Cargo treasure boxes in the auction include the lid from a Wells Fargo gold shipment box and a treasure shipment box from San Francisco Gold Rush-era bankers Sather & Church. There are also gold miners’ pokes (small satchels or pouches usually made of buckskin) and a cloth bag found in the Purser’s safe with the word “Dimes” written in black ink on it, although records indicated it had held U.S. quarters and half-dollars.
A gold stickpin crafted with a U.S. Type II $1 gold coin of 1854-1856, the Purser’s keys to the treasure storage room, and a sampling of nine unconserved pocket change coins gathered from the seafloor around the shipwreck of the S.S. Central America will also be offered along with nearly 300 lots of recovered exquisite Gold Rush jewelry, vintage 1850s clothing and other unique artifacts from the legendary ship.
Clothing items include the important discovery of the oldest known Gold Rush-era miner’s work pants jeans with a button fly that may have been made by or for Levi Strauss in his early years in business. The pants and early Brooks Brothers undershirts with the company’s famous emblem that will also be in the auction were in the first-class passenger trunk of merchant and Mexican-American War military veteran John Dement of Oregon.

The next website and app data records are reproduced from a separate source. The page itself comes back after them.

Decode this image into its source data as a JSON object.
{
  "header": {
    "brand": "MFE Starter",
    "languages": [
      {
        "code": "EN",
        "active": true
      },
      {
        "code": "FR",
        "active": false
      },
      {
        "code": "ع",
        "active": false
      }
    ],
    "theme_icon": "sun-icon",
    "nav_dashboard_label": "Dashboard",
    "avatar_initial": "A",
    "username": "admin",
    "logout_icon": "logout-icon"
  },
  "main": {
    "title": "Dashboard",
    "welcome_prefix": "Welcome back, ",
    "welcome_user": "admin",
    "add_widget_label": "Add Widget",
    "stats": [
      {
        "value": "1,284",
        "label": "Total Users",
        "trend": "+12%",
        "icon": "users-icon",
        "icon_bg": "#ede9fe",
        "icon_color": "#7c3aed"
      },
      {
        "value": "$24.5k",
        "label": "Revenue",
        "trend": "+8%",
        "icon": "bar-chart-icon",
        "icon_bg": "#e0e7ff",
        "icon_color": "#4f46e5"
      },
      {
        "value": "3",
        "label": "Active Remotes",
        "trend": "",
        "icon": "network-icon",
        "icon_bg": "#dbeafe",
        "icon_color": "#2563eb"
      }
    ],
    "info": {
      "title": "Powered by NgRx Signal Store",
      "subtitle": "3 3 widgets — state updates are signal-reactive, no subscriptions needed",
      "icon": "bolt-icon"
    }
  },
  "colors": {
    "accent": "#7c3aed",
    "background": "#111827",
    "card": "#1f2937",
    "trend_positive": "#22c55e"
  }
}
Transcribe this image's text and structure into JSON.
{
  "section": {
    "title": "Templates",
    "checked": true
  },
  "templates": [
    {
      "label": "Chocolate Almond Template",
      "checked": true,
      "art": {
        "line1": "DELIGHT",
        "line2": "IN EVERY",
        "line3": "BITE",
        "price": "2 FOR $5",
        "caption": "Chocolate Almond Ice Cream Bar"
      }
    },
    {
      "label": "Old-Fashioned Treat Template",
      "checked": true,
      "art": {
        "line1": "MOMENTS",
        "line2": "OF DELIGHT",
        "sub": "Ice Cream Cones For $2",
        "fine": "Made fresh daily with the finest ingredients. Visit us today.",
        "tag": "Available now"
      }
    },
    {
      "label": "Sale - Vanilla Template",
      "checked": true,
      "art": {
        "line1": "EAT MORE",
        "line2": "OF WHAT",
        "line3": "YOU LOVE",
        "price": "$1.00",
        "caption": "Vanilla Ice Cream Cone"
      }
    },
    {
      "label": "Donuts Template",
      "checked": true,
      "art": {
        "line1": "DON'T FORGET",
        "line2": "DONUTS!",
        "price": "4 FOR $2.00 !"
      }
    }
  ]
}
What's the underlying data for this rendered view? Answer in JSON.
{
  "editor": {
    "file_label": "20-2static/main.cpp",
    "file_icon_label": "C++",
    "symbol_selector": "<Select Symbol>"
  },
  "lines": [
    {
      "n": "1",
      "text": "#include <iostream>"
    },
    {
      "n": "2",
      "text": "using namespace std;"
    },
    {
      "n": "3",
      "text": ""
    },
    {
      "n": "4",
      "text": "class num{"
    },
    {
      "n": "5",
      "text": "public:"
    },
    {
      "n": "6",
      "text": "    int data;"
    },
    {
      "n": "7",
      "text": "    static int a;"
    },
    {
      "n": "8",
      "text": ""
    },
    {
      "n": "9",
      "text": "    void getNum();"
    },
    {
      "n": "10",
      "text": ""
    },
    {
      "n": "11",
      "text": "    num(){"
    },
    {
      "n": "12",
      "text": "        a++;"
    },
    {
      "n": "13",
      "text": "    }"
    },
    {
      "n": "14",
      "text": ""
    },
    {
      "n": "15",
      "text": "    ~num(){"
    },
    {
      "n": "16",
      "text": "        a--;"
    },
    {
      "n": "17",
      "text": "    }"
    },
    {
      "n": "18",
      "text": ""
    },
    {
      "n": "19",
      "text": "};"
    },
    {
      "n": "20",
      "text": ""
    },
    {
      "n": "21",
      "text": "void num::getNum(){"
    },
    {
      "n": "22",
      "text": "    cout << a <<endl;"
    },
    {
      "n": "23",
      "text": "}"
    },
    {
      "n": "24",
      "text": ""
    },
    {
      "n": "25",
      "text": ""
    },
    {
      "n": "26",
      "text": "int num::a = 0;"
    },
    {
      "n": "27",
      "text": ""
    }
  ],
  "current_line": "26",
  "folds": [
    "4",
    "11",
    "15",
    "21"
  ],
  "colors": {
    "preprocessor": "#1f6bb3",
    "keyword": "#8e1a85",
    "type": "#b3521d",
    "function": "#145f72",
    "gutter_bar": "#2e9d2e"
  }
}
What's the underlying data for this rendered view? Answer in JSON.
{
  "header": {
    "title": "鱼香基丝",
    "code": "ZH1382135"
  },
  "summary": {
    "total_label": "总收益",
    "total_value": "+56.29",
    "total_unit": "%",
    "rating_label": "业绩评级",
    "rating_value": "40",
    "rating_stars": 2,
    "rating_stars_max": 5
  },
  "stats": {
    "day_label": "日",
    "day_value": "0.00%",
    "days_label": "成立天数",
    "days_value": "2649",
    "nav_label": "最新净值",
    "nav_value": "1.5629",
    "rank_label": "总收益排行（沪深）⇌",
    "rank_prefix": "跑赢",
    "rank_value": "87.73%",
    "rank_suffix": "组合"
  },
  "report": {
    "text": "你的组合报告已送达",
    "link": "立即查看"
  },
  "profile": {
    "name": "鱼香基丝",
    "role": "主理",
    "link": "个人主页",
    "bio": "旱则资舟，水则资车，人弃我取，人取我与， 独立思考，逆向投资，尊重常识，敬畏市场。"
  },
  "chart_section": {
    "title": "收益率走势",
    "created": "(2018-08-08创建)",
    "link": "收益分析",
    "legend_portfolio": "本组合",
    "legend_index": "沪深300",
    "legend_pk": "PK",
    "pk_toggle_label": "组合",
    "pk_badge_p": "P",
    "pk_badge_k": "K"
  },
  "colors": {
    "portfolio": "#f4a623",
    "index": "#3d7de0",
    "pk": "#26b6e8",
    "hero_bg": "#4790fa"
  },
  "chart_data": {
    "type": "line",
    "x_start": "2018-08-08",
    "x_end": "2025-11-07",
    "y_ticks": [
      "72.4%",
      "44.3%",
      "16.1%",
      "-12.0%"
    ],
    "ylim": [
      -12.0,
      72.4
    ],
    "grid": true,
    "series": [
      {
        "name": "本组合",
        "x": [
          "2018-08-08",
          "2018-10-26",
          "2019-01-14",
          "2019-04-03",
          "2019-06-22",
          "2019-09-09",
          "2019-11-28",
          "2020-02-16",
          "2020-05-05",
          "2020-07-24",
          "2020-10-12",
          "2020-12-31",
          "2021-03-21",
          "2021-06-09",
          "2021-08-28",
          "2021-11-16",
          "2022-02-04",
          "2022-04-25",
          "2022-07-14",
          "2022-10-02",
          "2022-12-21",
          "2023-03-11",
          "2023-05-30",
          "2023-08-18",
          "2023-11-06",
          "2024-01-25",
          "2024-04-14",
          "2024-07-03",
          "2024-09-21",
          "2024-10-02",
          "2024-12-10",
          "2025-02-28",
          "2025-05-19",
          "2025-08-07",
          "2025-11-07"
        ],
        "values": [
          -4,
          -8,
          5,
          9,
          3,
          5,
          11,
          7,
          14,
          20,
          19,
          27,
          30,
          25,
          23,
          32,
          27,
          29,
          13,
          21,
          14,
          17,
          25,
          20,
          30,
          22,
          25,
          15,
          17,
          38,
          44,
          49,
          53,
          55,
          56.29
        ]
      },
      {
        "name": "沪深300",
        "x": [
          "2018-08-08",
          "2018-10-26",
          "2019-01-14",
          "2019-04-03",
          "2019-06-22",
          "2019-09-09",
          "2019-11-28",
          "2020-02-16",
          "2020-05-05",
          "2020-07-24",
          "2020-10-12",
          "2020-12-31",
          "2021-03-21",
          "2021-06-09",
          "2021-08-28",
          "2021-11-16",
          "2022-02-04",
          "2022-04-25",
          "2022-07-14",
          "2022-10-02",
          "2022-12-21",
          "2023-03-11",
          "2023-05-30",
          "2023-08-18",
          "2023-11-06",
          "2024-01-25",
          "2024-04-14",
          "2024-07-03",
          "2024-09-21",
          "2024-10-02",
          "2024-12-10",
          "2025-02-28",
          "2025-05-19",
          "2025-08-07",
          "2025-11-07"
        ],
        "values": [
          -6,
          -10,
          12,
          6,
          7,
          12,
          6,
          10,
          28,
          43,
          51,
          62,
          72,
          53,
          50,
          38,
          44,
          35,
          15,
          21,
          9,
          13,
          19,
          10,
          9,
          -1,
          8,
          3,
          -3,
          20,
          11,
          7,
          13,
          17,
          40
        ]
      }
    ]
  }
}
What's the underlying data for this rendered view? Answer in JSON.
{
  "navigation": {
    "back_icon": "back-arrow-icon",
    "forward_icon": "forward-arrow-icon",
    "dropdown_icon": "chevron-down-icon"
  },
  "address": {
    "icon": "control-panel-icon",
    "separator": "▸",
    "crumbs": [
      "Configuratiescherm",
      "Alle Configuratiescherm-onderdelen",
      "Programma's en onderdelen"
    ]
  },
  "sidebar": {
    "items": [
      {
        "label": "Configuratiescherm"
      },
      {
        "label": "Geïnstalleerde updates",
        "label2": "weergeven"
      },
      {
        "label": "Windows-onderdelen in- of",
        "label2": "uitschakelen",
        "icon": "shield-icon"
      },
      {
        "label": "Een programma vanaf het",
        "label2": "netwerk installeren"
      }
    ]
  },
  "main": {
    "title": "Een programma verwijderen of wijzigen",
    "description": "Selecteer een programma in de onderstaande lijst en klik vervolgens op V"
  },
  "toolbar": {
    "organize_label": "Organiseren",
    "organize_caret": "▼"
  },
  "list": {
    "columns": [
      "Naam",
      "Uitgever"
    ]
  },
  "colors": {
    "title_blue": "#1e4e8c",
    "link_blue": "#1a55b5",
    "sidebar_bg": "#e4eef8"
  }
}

“Seemingly ordinary items from the passengers and crew today give us extraordinary insight into the everyday lives of the people who traveled on the steamship,” said scientist Bob Evans who was on each of the recovery missions.
The tragedy of the S.S. Central America sinking took the lives of 425 of the ship’s 578 passengers and crewmembers, and the loss of the gold cargo was a major factor in the economically devastating financial Panic of 1857 in the United States.
Insurance claims for the loss were paid in the 1850s, and the company that discovered and retrieved the treasure starting in 1988 settled with the insurers and their successors in 1992. With court approval, California Gold Marketing Group acquired clear title to all of that remaining treasure in 1999, as well as all the items recovered in 2014.
Holabird Western Americana Collections has prepared an extensive, limited edition 280-page catalog with dozens of previously unpublished illustrations of the S.S. Central America recovery operations; some reproduced in 3-D as shot during the discovery missions with a remote-controlled submersible nicknamed “Nemo.” Copies of the catalog are available while supplies last for $100 each with the price refundable with any purchase from the auction. Auction lots can also be viewed online.
For additional information about the recovered artifacts auctions planned for December 2022 and February 2023 and to obtain a printed catalog, visit Holabird Western Americana Collections of Reno, Nevada at www.HolabirdAmericana.com, call 775-851-1859, or email .
Press release courtesy of California Gold Marketing Group and Holabird Western Americana Collections